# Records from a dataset
*** Begin section ***

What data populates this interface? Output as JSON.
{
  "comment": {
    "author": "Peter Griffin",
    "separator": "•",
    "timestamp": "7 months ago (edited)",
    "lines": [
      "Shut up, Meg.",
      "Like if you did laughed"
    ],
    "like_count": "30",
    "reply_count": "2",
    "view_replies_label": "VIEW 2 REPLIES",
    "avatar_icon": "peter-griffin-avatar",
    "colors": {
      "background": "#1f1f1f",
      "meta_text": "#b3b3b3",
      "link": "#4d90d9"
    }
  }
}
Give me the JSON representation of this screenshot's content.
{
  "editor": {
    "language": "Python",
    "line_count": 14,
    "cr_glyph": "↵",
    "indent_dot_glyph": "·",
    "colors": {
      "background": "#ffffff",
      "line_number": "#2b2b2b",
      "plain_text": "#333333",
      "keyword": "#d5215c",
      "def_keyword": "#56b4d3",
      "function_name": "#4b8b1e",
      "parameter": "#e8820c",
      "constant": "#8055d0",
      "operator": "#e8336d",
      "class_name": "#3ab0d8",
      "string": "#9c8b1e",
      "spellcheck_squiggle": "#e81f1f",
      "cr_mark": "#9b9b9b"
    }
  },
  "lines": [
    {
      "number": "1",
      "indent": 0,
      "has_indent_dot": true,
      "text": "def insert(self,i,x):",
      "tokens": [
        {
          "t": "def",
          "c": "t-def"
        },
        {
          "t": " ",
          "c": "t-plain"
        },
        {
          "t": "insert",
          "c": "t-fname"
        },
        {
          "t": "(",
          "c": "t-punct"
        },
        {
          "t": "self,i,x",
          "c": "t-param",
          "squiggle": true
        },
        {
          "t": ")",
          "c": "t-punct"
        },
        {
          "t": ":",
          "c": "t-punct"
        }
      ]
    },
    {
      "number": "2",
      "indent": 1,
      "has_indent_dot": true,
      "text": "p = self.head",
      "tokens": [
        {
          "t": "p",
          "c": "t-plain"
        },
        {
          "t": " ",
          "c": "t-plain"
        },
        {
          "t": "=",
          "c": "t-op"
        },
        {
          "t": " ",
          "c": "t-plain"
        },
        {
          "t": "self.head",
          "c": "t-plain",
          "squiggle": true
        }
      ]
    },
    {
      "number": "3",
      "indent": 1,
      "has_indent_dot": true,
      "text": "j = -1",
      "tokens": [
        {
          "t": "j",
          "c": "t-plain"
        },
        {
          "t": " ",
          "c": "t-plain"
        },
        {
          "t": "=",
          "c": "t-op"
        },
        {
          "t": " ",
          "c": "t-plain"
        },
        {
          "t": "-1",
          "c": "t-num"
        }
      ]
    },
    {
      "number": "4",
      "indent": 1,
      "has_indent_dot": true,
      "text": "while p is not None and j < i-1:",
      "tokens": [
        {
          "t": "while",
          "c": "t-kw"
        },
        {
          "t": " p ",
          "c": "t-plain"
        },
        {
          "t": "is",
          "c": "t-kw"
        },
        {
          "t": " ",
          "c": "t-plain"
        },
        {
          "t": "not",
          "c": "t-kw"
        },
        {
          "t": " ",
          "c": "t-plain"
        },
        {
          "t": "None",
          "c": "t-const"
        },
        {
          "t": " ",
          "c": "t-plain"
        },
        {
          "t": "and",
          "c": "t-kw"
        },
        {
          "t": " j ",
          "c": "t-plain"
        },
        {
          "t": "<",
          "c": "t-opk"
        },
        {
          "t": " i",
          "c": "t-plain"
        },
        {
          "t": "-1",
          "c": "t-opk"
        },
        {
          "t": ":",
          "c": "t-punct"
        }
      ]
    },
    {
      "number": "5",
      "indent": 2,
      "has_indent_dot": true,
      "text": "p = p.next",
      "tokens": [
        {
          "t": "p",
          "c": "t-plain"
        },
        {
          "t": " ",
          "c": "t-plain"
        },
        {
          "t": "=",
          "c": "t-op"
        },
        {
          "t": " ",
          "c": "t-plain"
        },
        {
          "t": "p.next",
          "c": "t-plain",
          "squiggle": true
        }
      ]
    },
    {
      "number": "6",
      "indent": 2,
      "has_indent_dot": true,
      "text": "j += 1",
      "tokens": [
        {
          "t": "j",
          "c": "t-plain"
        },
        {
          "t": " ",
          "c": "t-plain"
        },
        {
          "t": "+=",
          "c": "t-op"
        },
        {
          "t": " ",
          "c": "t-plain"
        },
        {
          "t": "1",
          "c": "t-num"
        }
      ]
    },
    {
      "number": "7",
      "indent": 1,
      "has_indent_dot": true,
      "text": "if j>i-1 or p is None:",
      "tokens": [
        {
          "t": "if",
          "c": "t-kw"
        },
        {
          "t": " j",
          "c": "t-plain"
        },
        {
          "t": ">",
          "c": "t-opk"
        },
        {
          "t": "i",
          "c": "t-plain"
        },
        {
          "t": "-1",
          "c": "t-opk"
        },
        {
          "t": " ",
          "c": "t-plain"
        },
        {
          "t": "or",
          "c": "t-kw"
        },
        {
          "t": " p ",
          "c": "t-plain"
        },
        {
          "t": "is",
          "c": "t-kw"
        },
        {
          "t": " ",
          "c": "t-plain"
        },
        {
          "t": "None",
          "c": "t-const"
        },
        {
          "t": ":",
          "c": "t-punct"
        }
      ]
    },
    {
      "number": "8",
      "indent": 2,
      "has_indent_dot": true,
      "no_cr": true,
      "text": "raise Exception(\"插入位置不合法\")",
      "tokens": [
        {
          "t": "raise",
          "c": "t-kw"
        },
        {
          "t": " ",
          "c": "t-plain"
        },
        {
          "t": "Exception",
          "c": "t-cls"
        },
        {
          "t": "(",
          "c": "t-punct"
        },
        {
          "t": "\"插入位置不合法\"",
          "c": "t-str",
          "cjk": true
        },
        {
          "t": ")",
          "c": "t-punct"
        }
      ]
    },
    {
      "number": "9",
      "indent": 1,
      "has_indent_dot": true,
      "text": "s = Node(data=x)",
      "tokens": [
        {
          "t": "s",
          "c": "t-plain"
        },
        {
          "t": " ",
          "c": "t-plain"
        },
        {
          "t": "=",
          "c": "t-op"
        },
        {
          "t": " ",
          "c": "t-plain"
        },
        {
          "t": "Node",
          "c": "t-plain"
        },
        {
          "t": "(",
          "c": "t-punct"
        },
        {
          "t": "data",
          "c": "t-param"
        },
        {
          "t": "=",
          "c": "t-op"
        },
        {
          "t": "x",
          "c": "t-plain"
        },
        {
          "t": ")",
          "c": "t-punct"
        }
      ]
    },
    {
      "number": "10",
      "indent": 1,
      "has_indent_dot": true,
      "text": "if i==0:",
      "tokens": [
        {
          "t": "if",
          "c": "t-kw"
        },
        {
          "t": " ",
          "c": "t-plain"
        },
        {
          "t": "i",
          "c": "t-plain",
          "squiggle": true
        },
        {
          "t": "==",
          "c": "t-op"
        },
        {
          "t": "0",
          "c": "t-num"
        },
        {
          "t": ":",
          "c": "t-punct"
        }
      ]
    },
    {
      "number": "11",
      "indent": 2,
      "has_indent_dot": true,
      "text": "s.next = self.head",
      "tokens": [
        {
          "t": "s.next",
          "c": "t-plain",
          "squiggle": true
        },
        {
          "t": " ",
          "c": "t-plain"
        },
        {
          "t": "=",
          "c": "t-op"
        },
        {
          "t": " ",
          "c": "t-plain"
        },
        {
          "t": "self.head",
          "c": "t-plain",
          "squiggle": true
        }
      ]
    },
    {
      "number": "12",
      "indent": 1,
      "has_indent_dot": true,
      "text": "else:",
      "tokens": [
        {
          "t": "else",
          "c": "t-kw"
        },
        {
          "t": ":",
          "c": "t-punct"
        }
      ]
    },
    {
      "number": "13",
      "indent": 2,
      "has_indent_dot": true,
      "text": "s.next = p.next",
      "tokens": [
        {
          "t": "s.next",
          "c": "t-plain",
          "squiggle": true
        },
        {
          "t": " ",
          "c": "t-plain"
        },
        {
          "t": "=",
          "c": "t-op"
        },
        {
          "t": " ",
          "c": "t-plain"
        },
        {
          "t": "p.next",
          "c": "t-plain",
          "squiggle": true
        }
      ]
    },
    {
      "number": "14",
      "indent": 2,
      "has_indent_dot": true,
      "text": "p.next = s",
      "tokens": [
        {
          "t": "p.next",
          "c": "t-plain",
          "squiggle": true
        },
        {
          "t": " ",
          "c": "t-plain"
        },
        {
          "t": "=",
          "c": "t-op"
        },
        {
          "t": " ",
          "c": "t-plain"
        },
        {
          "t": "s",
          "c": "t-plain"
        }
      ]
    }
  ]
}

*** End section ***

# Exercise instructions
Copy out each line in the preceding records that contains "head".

# Exercise output
      "text": "p = self.head",
          "t": "self.head",
      "text": "s.next = self.head",
          "t": "self.head",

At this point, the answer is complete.